Dynon gathers little moss it appears. The SkyView builder has been upgrading software, releasing new products and now, the Woodinville, Washington company has acquired Advanced Flight Systems (AFS). Dynon said they did the acquisition, “… to use Dynon’s financial strength to keep AFS strong and vibrant in the experimental community.” It appears to be a pure financial move as the two companies will continue to operate with full autonomy, according to a Dynon FAQ series. • Another reason to buy a former “friendly competitor” is to get more deeply involved with Angle of Attack (AoA) indicators, which are causing a significant buzz. “AFS holds patents on Angle of Attack (AoA) technology and has long been a leader with AoA products,” reported Dynon. As you’ll read below, Icon is pushing the instrument and others are singing the praises of AoA, yet fighter aircraft and airliners have had the technology for years. It’s really rather simple so it’s surprising that last year GAMA lamented the challenges of certifying an AoA. The organization said FAA-approved AoAs cost $8,000 and they contrasted that to $800 on homebuilts. Dynon lowers the cost to only $200, mainly for a pitot probe as SkyView already has the software embedded. The popular LSA instrument maker offers a good explanation of AoA.
Avionics aren’t all built in the panel, as Dynon’s good selling D1 portable unit proves.

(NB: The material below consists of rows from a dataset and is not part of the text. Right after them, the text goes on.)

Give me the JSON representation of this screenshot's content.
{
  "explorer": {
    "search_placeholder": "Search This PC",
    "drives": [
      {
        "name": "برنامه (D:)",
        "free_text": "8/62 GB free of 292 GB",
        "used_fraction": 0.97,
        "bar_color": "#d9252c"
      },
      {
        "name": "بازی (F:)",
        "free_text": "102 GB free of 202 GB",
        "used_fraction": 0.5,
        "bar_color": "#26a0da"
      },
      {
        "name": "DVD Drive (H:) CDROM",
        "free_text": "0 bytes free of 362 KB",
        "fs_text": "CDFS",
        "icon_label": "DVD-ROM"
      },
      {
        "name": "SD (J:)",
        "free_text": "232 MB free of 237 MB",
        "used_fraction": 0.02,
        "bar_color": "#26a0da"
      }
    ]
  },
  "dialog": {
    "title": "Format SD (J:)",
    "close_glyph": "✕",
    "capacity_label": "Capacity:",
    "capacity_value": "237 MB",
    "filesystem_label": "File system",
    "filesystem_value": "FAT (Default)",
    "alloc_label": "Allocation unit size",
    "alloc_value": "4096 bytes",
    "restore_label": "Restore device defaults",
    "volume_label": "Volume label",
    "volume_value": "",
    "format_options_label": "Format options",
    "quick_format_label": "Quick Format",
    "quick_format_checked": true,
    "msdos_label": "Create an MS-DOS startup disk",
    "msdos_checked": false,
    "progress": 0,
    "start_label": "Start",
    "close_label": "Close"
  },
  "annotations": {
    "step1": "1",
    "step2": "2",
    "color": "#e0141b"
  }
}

Dual Aviation is a key player in panel-top units which supply info to smartphones and iPads. However, the distinction between panel-top and in-panel blurs when companies like Tecnam install a mounted but removable iPad Mini in their new Astore LSA. Sportair USA’s iCub also uses the Apple tablet as a central instrument. Dual recently announced their new XGPS160 SkyPro GPS Receiver. Compared to the older, slower XGPS150 unit, SkyPro boasts faster satellite signal acquisition, simultaneous U.S. and Russian GPS satellite reception, route recording, and position updates up to 10 times per second. XGPS160 connects wirelessly via Bluetooth to up to 5 devices, and its internal rechargeable battery lasts for 10 hours of continuous use. XGPS160 is shipping now, Dual said, and will be available for purchase at AirVenture priced at $150. “This WAAS GPS receiver works with all current EFB apps, including ForeFlight, Garmin Pilot and WingX Pro7. It is certified to work with all Apple iPad, iPhone and iPod touch devices, as well as with Bluetooth-enabled Android, OS X, and Microsoft Windows and Surface devices,” said Greg Lukins, Vice President of Business Development at Dual. Based in Heathrow, Florida company Dual is a subsidiary of Korea’s Namsung Corporation.
A big pre-Oshkosh question: Will Icon get its weight increase? The situation is supposedly looking stronger for the southern California company as we reported earlier. If FAA grants an exemption, announcing the decision at Oshkosh makes sense and if so, it’ll be smiles all around at Icon Aircraft. The company petitioned for 250 pounds additional to a gross weight of 1,680 pounds. While they anxiously await the final official word, the company has been active on the Angle of Attack instrument promotion, producing an informative video that you can watch below; it’s a good primer on AoA. ••• Meanwhile, yet another city has announced they have a letter of intent for Icon to build airplanes in their town. According to the Vacaville Reporter, the city “has received a non-binding letter of intent from Icon Aircraft Inc. … which plans to move forward on a plan to create a sport aircraft assembly and sales office in an existing 137,940 square foot building at … the Nut Tree Airport.” Vacaville, California is 50 miles northeast of San Francisco near Travis Air Force base, which is also home to the Jimmy Doolittle Air and Space Museum. The city reports having been in talks with Icon since 2011 though the company has visited several locations as it prepares to establish production.
For a good explanation of Angle of Attack indicators, watch Icon’s video on the subject: